University of Washington Undergraduate
Founded 4 November 1861, the University of Washington is one of the oldest state-supported institutions of higher education on the Pacific coast. The University is comprised of three campuses: the Seattle campus is made up of seventeen schools and colleges whose faculty offer educational opportunities to students ranging from first-year undergraduates through doctoral-level candidates; the Bothell and Tacoma campuses, each developing a distinctive identity and undergoing rapid growth, offer diverse programs to upper-division undergraduates and to graduate students.

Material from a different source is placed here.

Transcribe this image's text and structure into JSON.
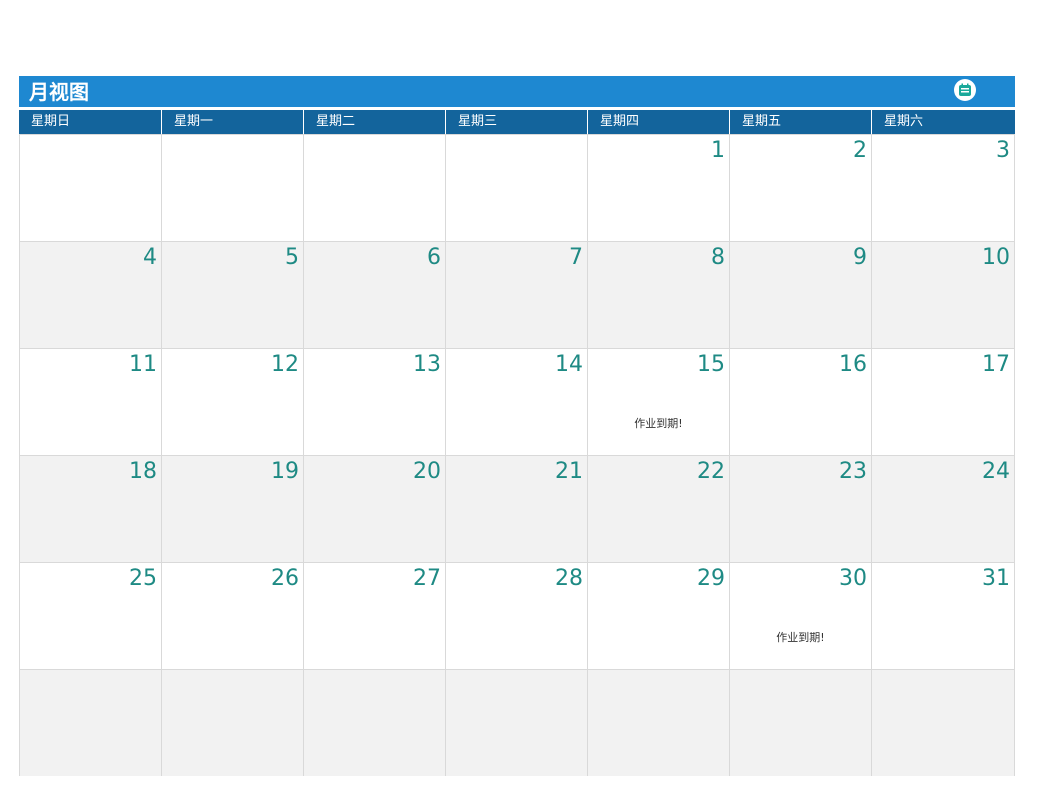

The primary mission of the University of Washington is the preservation, advancement, and dissemination of knowledge. The University preserves knowledge through its libraries and collections, its courses, and the scholarship of its faculty. It advances new knowledge through many forms of research, inquiry and discussion; and disseminates it through the classroom and the laboratory, scholarly exchanges, creative practice, international education, and public service. As one of the nation's outstanding teaching and research institutions, the University is committed to maintaining an environment for objectivity and imaginative inquiry and for the original scholarship and research that ensure the production of new knowledge in the free exchange of facts, theories, and ideas.

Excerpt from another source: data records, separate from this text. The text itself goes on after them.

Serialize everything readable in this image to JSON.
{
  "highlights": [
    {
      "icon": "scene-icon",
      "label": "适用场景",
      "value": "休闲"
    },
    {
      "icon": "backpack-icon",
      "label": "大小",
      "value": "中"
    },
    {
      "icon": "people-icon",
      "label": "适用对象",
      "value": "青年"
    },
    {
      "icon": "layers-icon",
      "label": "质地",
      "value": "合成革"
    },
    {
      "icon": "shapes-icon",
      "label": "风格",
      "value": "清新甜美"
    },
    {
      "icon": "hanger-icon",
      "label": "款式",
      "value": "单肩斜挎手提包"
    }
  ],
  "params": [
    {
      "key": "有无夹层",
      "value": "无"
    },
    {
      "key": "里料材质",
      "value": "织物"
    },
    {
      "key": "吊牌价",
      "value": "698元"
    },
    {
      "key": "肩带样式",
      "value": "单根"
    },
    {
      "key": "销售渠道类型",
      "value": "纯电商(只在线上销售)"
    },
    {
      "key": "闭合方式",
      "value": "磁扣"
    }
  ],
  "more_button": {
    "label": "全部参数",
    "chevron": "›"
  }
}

To promote their capacity to make humane and informed decisions, the University fosters an environment in which its students can develop mature and independent judgment and an appreciation of the range and diversity of human achievement. The University cultivates in its students both critical thinking and the effective articulation of that thinking.

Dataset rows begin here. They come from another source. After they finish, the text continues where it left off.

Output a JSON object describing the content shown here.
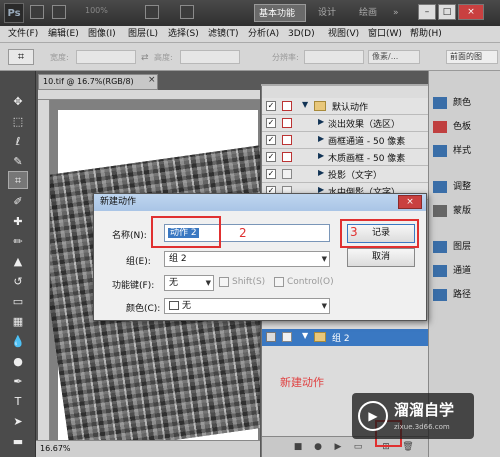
{
  "titlebar": {
    "app_logo": "Ps",
    "zoom": "100%",
    "workspaces": [
      "基本功能",
      "设计",
      "绘画",
      "»"
    ],
    "window_buttons": [
      "–",
      "□",
      "×"
    ]
  },
  "menubar": {
    "items": [
      "文件(F)",
      "编辑(E)",
      "图像(I)",
      "图层(L)",
      "选择(S)",
      "滤镜(T)",
      "分析(A)",
      "3D(D)",
      "视图(V)",
      "窗口(W)",
      "帮助(H)"
    ]
  },
  "options_bar": {
    "width_label": "宽度:",
    "height_label": "高度:",
    "resolution_label": "分辨率:",
    "unit": "像素/...",
    "front_image_button": "前面的图"
  },
  "document": {
    "tab_title": "10.tif @ 16.7%(RGB/8)",
    "status_zoom": "16.67%"
  },
  "actions_panel": {
    "tab_label": "动作",
    "rows": [
      {
        "label": "默认动作",
        "kind": "set",
        "checked": true,
        "dialog": "red"
      },
      {
        "label": "淡出效果（选区）",
        "kind": "action",
        "checked": true,
        "dialog": "red"
      },
      {
        "label": "画框通道 - 50 像素",
        "kind": "action",
        "checked": true,
        "dialog": "red"
      },
      {
        "label": "木质画框 - 50 像素",
        "kind": "action",
        "checked": true,
        "dialog": "red"
      },
      {
        "label": "投影（文字）",
        "kind": "action",
        "checked": true,
        "dialog": "plain"
      },
      {
        "label": "水中倒影（文字）",
        "kind": "action",
        "checked": true,
        "dialog": "plain"
      }
    ],
    "group2_label": "组 2",
    "note": "新建动作"
  },
  "right_dock": {
    "items": [
      "颜色",
      "色板",
      "样式",
      "调整",
      "蒙版",
      "图层",
      "通道",
      "路径"
    ],
    "icon_colors": [
      "#3a6ea8",
      "#c04040",
      "#3a6ea8",
      "#3a6ea8",
      "#666666",
      "#3a6ea8",
      "#3a6ea8",
      "#3a6ea8"
    ]
  },
  "dialog": {
    "title": "新建动作",
    "close": "×",
    "name_label": "名称(N):",
    "name_value": "动作 2",
    "group_label": "组(E):",
    "group_value": "组 2",
    "fkey_label": "功能键(F):",
    "fkey_value": "无",
    "shift_label": "Shift(S)",
    "control_label": "Control(O)",
    "color_label": "颜色(C):",
    "color_value": "无",
    "record_button": "记录",
    "cancel_button": "取消",
    "annotation_2": "2",
    "annotation_3": "3"
  },
  "watermark": {
    "logo": "▶",
    "name": "溜溜自学",
    "url": "zixue.3d66.com"
  },
  "colors": {
    "highlight": "#e03030",
    "selection": "#3a78c2"
  }
}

As an integral part of a large and diverse community, the University seeks broad representation of and encourages sustained participation in that community by its students, its faculty, and its staff. It serves both non-traditional and traditional students. Through its three-campus system and through educational outreach, evening degree, and distance learning, it extends educational opportunities to many who would not otherwise have access to them.
The academic core of the University of Washington is its College of Arts and Sciences; the teaching and research of the University's many professional schools provide essential complements to these programs in the arts, humanities, social sciences, and natural and mathematical sciences. Programs in law, medicine, forest resources, oceanography and fisheries, library science, and aeronautics are offered exclusively (in accord with state law) by the University of Washington. In addition, the University of Washington has assumed primary responsibility for the health science fields of dentistry and public health, and offers education and training in medicine for a multi-state region of the Pacific Northwest and Alaska. The schools and colleges of architecture and urban planning, business administration, education, engineering, nursing, pharmacy, public affairs, and social work have a long tradition of educating students for service to the region and the nation. These schools and colleges make indispensable contributions to the state and, with the rest of the University, share a long tradition of educating undergraduate and graduate students toward achieving an excellence that well serves the state, the region, and the nation.